> _Your objective_: What lines in the records include the string "title"? Return each one.

> _Records for this task_:
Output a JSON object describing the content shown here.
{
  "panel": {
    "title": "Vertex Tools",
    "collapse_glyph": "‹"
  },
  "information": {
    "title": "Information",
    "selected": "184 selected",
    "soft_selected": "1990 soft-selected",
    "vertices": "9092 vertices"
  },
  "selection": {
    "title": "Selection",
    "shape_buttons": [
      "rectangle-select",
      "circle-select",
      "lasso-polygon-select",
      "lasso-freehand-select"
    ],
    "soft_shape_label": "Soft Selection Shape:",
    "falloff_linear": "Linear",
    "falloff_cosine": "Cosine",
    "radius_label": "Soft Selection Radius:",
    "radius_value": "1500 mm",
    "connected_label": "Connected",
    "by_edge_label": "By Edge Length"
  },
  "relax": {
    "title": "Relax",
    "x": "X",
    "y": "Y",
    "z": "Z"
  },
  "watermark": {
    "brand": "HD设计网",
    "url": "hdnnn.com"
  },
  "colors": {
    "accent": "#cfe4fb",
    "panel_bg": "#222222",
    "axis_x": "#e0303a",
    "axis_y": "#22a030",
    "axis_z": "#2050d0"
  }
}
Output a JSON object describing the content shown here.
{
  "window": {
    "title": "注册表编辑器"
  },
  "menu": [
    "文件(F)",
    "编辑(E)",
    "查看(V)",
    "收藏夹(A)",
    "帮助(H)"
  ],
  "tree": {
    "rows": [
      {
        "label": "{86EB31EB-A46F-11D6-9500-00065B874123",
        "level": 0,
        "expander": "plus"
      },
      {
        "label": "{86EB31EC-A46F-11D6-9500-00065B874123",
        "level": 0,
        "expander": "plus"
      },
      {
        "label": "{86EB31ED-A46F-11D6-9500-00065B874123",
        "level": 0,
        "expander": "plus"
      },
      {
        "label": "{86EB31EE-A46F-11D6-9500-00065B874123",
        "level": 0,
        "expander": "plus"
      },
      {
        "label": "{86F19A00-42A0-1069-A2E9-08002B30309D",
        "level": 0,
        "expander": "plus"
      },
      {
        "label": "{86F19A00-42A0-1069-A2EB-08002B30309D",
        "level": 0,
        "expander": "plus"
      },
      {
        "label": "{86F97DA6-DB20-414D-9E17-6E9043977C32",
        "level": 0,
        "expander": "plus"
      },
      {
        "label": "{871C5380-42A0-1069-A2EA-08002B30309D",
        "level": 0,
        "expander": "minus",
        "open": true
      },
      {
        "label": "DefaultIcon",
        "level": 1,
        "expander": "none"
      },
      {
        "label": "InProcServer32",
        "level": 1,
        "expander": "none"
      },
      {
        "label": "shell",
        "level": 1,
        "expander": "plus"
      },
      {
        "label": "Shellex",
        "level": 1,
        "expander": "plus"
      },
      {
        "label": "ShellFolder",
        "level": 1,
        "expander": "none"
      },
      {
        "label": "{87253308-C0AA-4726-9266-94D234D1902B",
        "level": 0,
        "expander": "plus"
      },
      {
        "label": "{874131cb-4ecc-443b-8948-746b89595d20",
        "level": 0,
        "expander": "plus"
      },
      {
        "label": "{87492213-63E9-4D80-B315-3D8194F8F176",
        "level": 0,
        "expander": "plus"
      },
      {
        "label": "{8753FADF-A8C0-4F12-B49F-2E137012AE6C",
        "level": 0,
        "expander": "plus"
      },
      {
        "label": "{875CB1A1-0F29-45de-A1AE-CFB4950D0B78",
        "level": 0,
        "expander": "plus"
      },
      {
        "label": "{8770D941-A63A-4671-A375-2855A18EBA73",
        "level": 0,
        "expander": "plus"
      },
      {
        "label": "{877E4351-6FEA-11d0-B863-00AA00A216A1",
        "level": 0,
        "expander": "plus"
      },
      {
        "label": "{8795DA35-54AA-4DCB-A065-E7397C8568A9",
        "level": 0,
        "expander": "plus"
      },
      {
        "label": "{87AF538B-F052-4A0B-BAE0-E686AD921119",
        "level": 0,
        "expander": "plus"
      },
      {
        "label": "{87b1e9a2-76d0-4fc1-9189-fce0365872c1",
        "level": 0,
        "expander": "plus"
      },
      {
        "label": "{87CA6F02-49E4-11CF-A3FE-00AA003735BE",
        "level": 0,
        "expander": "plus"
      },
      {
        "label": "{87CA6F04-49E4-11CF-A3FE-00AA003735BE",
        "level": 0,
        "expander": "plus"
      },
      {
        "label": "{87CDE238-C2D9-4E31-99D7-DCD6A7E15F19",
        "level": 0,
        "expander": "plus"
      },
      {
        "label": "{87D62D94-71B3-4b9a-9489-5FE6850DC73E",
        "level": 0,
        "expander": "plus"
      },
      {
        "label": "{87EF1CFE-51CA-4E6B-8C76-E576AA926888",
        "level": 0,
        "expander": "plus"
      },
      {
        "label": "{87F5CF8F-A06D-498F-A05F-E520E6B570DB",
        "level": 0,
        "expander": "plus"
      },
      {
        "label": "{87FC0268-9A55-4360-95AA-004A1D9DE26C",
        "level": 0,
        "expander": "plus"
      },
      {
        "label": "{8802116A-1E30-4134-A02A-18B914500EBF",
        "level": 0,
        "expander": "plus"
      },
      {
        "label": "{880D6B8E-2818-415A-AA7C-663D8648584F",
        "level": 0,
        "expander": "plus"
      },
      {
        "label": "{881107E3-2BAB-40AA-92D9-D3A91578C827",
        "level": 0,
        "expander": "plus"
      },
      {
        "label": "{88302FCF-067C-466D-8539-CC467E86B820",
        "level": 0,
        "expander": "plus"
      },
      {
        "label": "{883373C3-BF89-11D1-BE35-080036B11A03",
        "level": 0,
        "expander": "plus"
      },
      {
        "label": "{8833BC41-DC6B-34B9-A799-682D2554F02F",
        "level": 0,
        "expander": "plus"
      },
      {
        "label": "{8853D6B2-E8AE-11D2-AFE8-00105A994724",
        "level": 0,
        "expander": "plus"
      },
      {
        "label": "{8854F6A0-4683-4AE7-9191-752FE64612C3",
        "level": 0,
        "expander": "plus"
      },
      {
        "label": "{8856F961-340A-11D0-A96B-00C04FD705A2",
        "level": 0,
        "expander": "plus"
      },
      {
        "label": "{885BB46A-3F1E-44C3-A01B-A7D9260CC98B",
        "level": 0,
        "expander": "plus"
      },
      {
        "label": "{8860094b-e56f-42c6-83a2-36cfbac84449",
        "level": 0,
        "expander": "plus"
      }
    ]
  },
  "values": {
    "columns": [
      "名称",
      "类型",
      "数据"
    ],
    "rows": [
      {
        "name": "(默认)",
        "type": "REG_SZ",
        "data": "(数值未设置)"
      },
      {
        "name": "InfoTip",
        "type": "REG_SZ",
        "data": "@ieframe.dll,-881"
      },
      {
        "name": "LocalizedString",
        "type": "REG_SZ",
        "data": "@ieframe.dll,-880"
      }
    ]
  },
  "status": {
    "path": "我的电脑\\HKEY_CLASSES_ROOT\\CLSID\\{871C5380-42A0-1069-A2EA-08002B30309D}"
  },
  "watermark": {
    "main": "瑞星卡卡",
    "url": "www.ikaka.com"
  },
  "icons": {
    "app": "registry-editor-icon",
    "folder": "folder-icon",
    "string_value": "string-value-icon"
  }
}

> _Output_:
    "title": "Vertex Tools",
    "title": "Information",
    "title": "Selection",
    "title": "Relax",
    "title": "注册表编辑器"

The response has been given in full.